OF THE INTRODUCTION AND APPLICATION OF THE COMMON LAW ON THE SUBJECT IN THIS COUNTRY. RIGHT OF TOWNS
THE territory discovered, acquired and possessed by the early English emigrants to North America, though properly no part of the realm of England, was yet a part of its royalty, or of the dominions belonging to it. The emigrants considered themselves as British subjects, and acted in that character. In the association held at Cape Cod, by the first of those who settled New England, on the 11th November, 1620, they acknowledged themselves the loyal subjects of King James.' They, moreover, took possession of the country in the name of the king, and made war, by his authority, with the Indians. Seeking the protection also of their native kingdom, they acknowledged and adopted the English common law, in so far as was applicable to their situation. The common law was, in fact, imported by all the English colonists; was sanctioned both by royal
1 Chal. 102.
1 Kent, Comm. 473; Ib. 343.

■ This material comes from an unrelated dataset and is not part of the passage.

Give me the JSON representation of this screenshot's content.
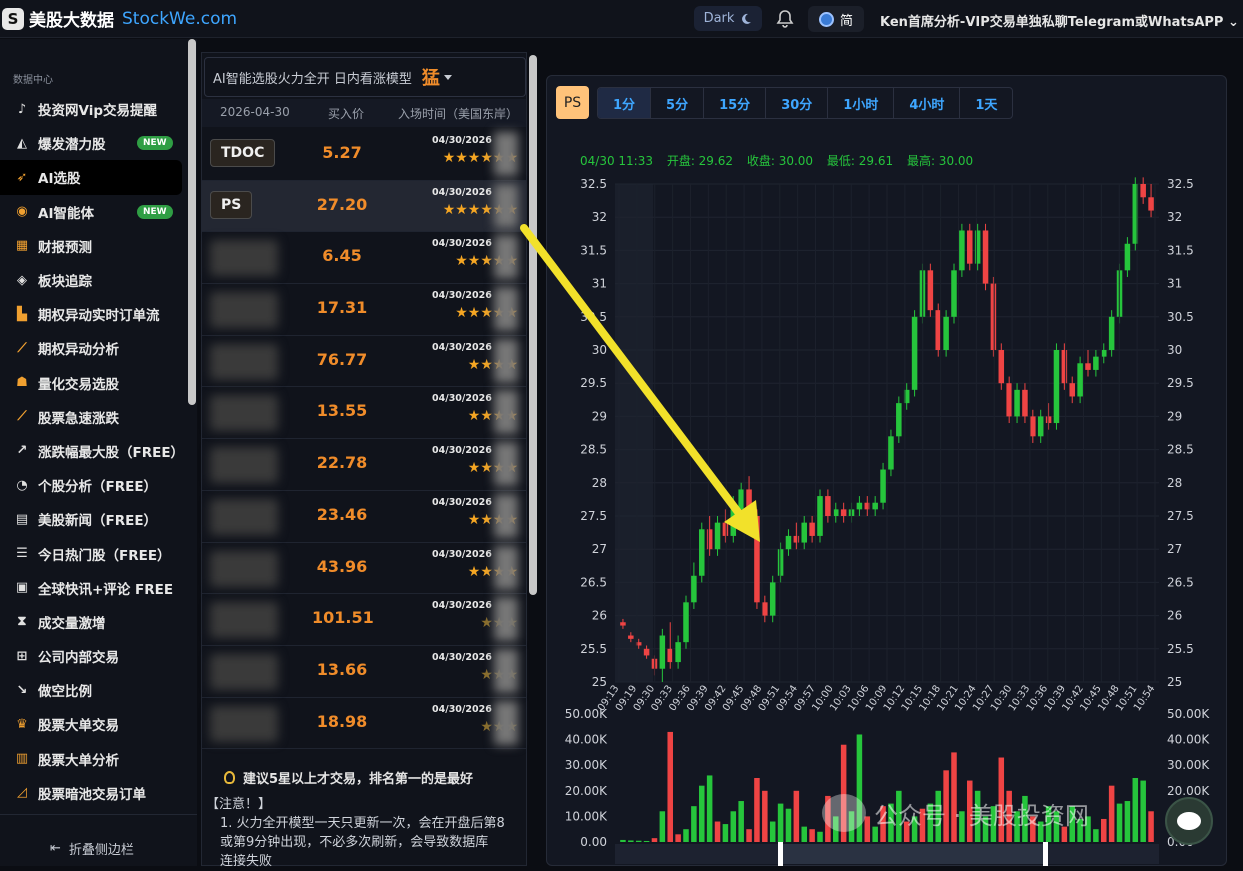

charters and colonial statutes, and was subsequently, claimed by the congress of the United Colonies as a branch of those indubitable rights and liberties to which the respective colonies were entitled.' The fundamental principle of the common law, derived from the maxim of the feudal tenures, that the king was the original proprietor, or lord paramount of all the land in the kingdom, and the only source of title, continued to be recognized, until it was applied to our independent republican governments.2 The rights of the crown devolved on the states by the revolution, and by the treaty of peace were confirmed to them in their sovereign capacity. Hence it is apparent, that, originally, not only the jurisdiction of the British sovereign extended over the territory acquired by the colonists from the native occupants, but also the same jus proprietatis, or right of property, in all the tide waters included by such territory, existed in the crown, to the same extent as in the tide waters of the realm, and were held like the latter (as laid down in the preceding chapter) subject to the public use; and, consequently, the soil thereof could not be exclusively appropriated
1 Dec. of Rights, of Oct. 14, 1774, Jour. of Congress, Vol. I. p. 28. 23 Kent, Comm. 377; Jackson v. Ingraham, 4 Johns. (N. Y.) 163; Jackson v. Waters, 12 Ib. 365. By the Revised Stat. of New York, the people are declared to possess the original and ultimate property in all the lands within the jurisdiction of the State.
• Bennet v. Boggs, 1 Bald. (Cir. Co ) R. 60.